Thank the Lord I have never dabbled, taken or consumed, or been given against my will heroin. I may have taken prescribed drugs as painkiller, which by all accounts have led some poor people to become addicted to all manner of legal drugs. I pity anyone who finds themselves in such a hole because it must be a misery for them as much as their family and friends. You can probably understand why some people find they are alone in this world. Its not right but I am sure I would struggle living with an addict. I enjoy watching YouTube videos and a fan of Brian Moncada who runs a company in Miami, Florida, called Adspend.com. One of his videos he detailed how he found he was smoking too much weeds to help calm his stress. From something he used to relax and bring higher insight had turned into a problem he wanted to curb. I have never smoke weed. I have no interest in taking any form of illegal drugs.

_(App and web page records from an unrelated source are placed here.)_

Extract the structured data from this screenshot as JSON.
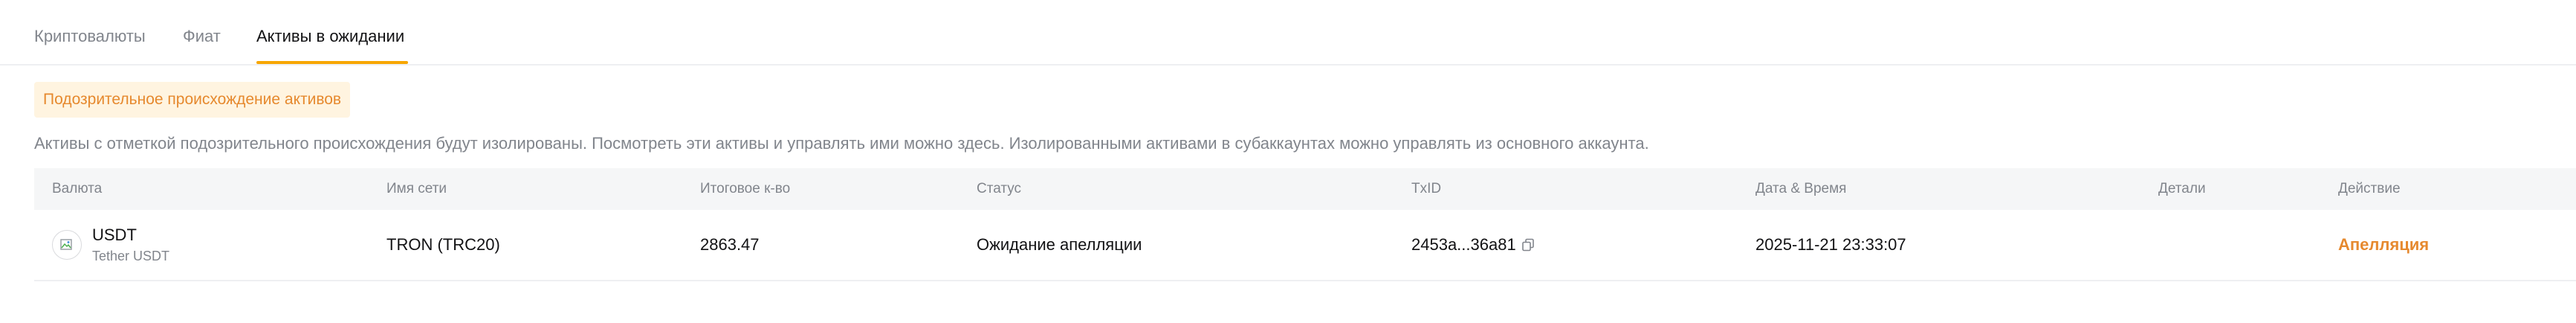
{
  "tabs": [
    {
      "label": "Криптовалюты",
      "active": false
    },
    {
      "label": "Фиат",
      "active": false
    },
    {
      "label": "Активы в ожидании",
      "active": true
    }
  ],
  "accent_color": "#f7a600",
  "warning_color": "#e6892e",
  "warning_badge": "Подозрительное происхождение активов",
  "description": "Активы с отметкой подозрительного происхождения будут изолированы. Посмотреть эти активы и управлять ими можно здесь. Изолированными активами в субаккаунтах можно управлять из основного аккаунта.",
  "table": {
    "columns": [
      "Валюта",
      "Имя сети",
      "Итоговое к-во",
      "Статус",
      "TxID",
      "Дата & Время",
      "Детали",
      "Действие"
    ],
    "rows": [
      {
        "coin": "USDT",
        "coin_full": "Tether USDT",
        "coin_icon": "broken-image-icon",
        "network": "TRON (TRC20)",
        "amount": "2863.47",
        "status": "Ожидание апелляции",
        "txid": "2453a...36a81",
        "datetime": "2025-11-21 23:33:07",
        "details": "",
        "action": "Апелляция"
      }
    ]
  }
}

I have little interest unless I am medically advise to take prescribed drugs. Even prescribed I am very careful not to become addicted. I imagine many intelligent people have said exactly the same thing and found themselves on the wrong end of a needle and crack cocaine. He had the insight to have an answer to a question. Like most things in life anything can be a positive and a negative. He said this question: ‘If you were stuck in a cell for 6 months with 20 heroin addicts would you be able to stay sober?’ I thought about this and I’m pretty confident (perhaps naive) that I wouldn’t take drugs at any cost. That cost would be my life. I say this because I am anti drugs and very disciplined to a point of being a robot. If it was my decision, I would like to think I would come out of that cell sober and perhaps bring a few poor souls out with me the same. There is a saying: ‘You are the average of the five people you spend the most time with.’ That would be me with my heroin mates in the cell for 6 months. I’m not sure whether this saying is true or not. But I’m pretty sure birds of a feather flock together. And it’s good reason why we don’t want to associate ourselves with ‘problem people’. I know it sounds harsh but it’s true. It’s a lovely thing to save a person if not the world. But doing so may disturb the hell out of you, taint your mind or lose the battle between good and evil. I watched a TV program aired in the USA called The Intervention. Honestly, what sorry tales about people who often, through no fault of their own, many making a bad decision, have a life which is desperate. I watched one or two episodes and couldn’t believe what I was seeing. Horrendous situations where people had lost grip on their life and influenced and motivated by drugs. They were a shadow of themselves. Their families crushes, angry and often given up. They had a chance, a choice, to get therapy. Many did. When they returned they were different people. They came back refreshed, full of life, hope, cares and dreams. Most looked ten years younger. They had a choice from that day forth to say yes or no to the temptation that awaited them. At the end of the day, so many times, we have to answer the question with strength and disciple. Do not, if at all possible, create bad habits. Especially those which may lead to potent drugs. They will ruin your life. Life and opportunity should be the only medicine you need.